ASSIGNMENT: In the data below, how many lines include the string "screenshot"? Give only the number.

App and web page records

+++

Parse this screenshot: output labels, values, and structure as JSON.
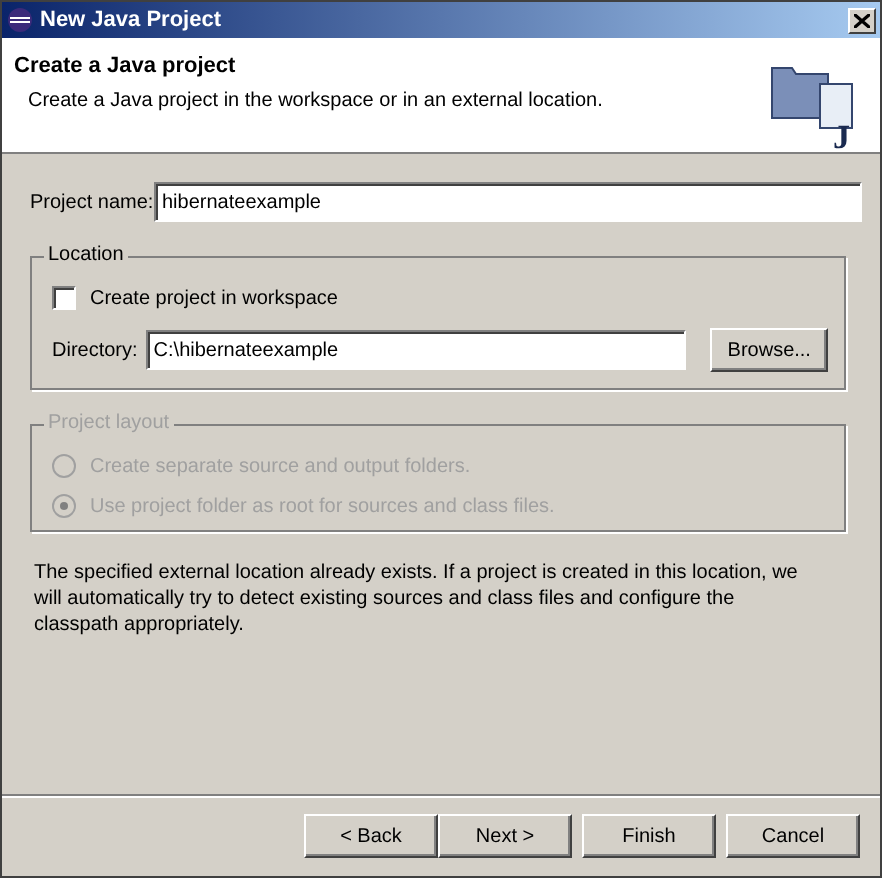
{
  "window": {
    "title": "New Java Project"
  },
  "header": {
    "icon_text": "J",
    "title": "Create a Java project",
    "description": "Create a Java project in the workspace or in an external location."
  },
  "project_name": {
    "label": "Project name:",
    "value": "hibernateexample"
  },
  "location": {
    "legend": "Location",
    "disabled": false,
    "create_in_workspace": {
      "label": "Create project in workspace",
      "checked": false
    },
    "directory": {
      "label": "Directory:",
      "value": "C:\\hibernateexample"
    },
    "browse_button": "Browse..."
  },
  "project_layout": {
    "legend": "Project layout",
    "disabled": true,
    "options": [
      {
        "label": "Create separate source and output folders.",
        "selected": false
      },
      {
        "label": "Use project folder as root for sources and class files.",
        "selected": true
      }
    ]
  },
  "message": "The specified external location already exists. If a project is created in this location, we will automatically try to detect existing sources and class files and configure the classpath appropriately.",
  "buttons": [
    {
      "label": "< Back"
    },
    {
      "label": "Next >"
    },
    {
      "label": "Finish"
    },
    {
      "label": "Cancel"
    }
  ]
}
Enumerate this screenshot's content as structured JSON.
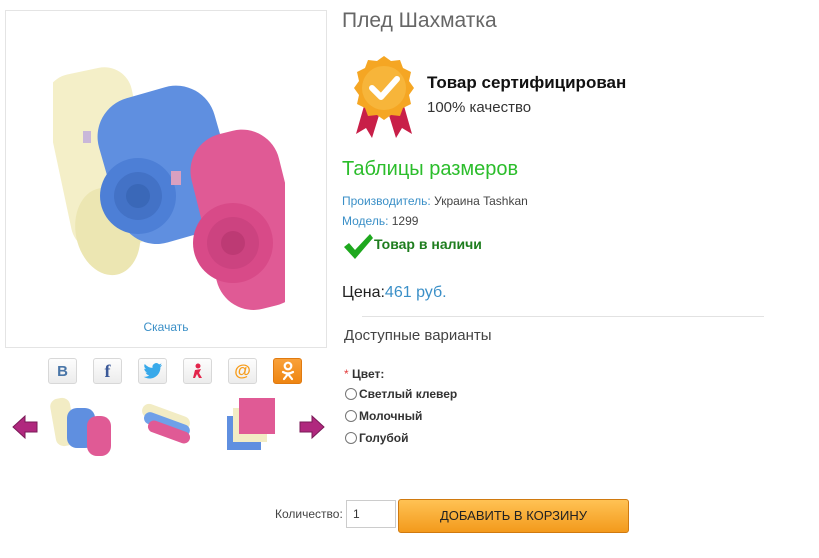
{
  "product": {
    "title": "Плед Шахматка",
    "download_label": "Скачать"
  },
  "certificate": {
    "title": "Товар сертифицирован",
    "subtitle": "100% качество",
    "icon": "certified-badge-icon",
    "color": "#f5a623"
  },
  "size_table_link": "Таблицы размеров",
  "manufacturer": {
    "key": "Производитель:",
    "value": "Украина Tashkan"
  },
  "model": {
    "key": "Модель:",
    "value": "1299"
  },
  "stock": {
    "label": "Товар в наличи",
    "icon": "checkmark-icon"
  },
  "price": {
    "key": "Цена:",
    "value": "461 руб."
  },
  "variants_heading": "Доступные варианты",
  "color_option": {
    "required_mark": "*",
    "label": "Цвет:",
    "options": [
      "Светлый клевер",
      "Молочный",
      "Голубой"
    ]
  },
  "quantity": {
    "label": "Количество:",
    "value": "1"
  },
  "cart_button": "ДОБАВИТЬ В КОРЗИНУ",
  "social": [
    {
      "name": "vk",
      "glyph": "B",
      "color": "#4a76a8"
    },
    {
      "name": "facebook",
      "glyph": "f",
      "color": "#3b5998"
    },
    {
      "name": "twitter",
      "glyph": "",
      "color": "#38a9ea"
    },
    {
      "name": "moimir",
      "glyph": "",
      "color": "#e2254b"
    },
    {
      "name": "mailru",
      "glyph": "@",
      "color": "#f79c1a"
    },
    {
      "name": "odnoklassniki",
      "glyph": "ok",
      "color": "#f28a1b"
    }
  ],
  "colors": {
    "accent_link": "#3a8fc7",
    "green": "#2bbd2b",
    "cart": "#f5a623",
    "arrow": "#b0287e"
  }
}
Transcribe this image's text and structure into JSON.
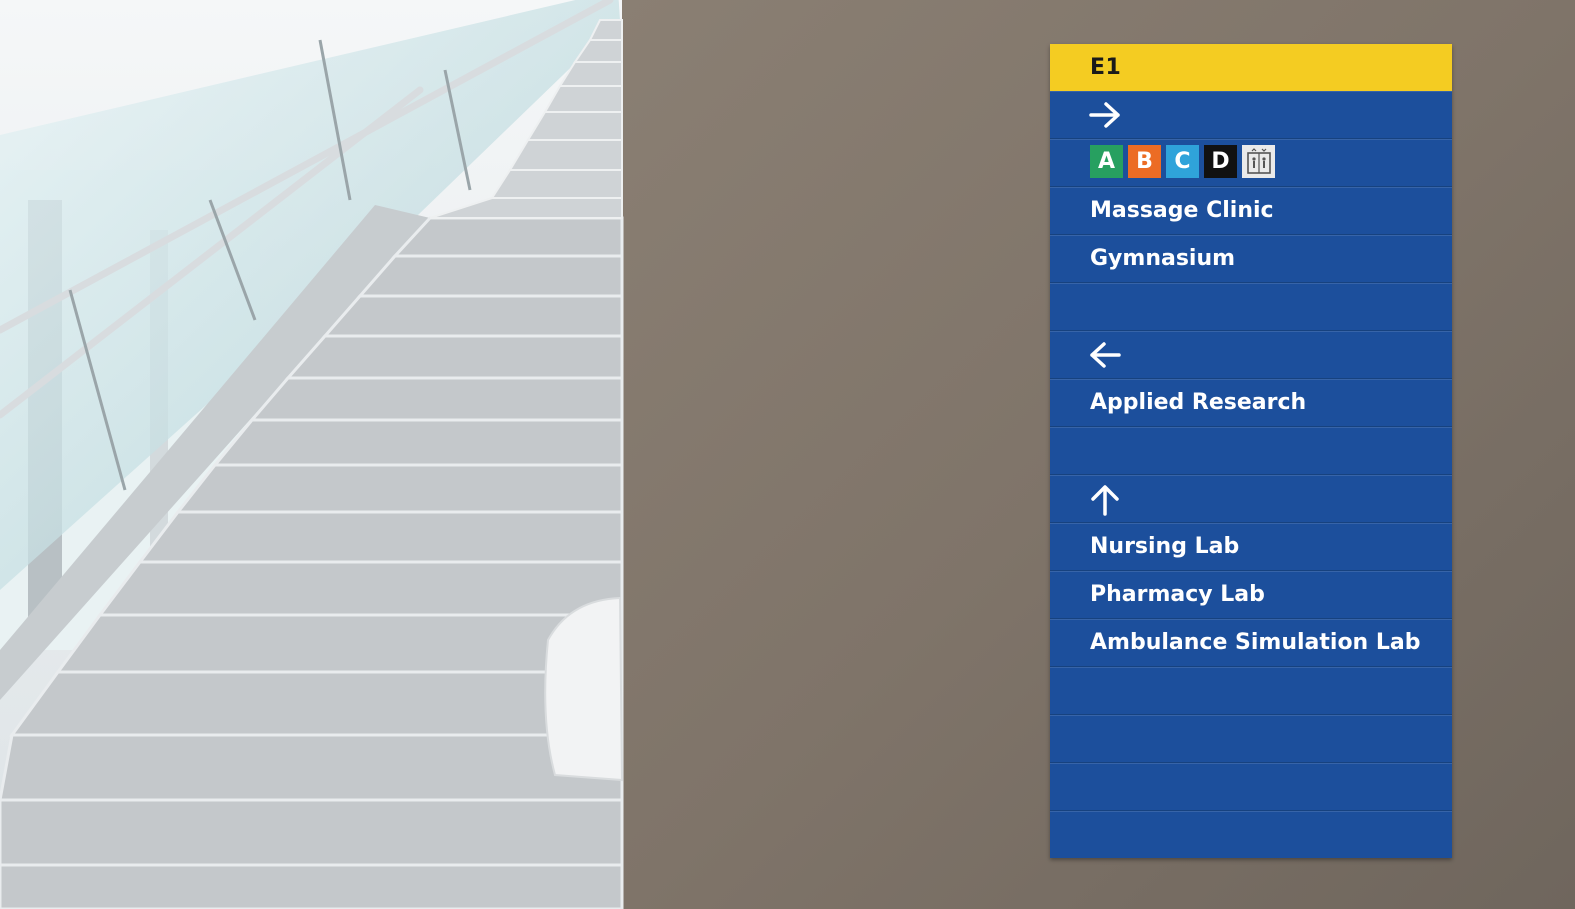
{
  "sign": {
    "code": "E1",
    "buildings": [
      {
        "letter": "A",
        "color": "#27a060"
      },
      {
        "letter": "B",
        "color": "#ec6c24"
      },
      {
        "letter": "C",
        "color": "#2fa3da"
      },
      {
        "letter": "D",
        "color": "#111111"
      }
    ],
    "elevator_icon": "elevator-icon",
    "right": {
      "arrow": "arrow-right-icon",
      "destinations": [
        "Massage Clinic",
        "Gymnasium"
      ]
    },
    "left": {
      "arrow": "arrow-left-icon",
      "destinations": [
        "Applied Research"
      ]
    },
    "up": {
      "arrow": "arrow-up-icon",
      "destinations": [
        "Nursing Lab",
        "Pharmacy Lab",
        "Ambulance Simulation Lab"
      ]
    }
  },
  "colors": {
    "sign_blue": "#1c4f9c",
    "header_yellow": "#f4cc22",
    "wall": "#83786c"
  }
}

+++

RESULT: 2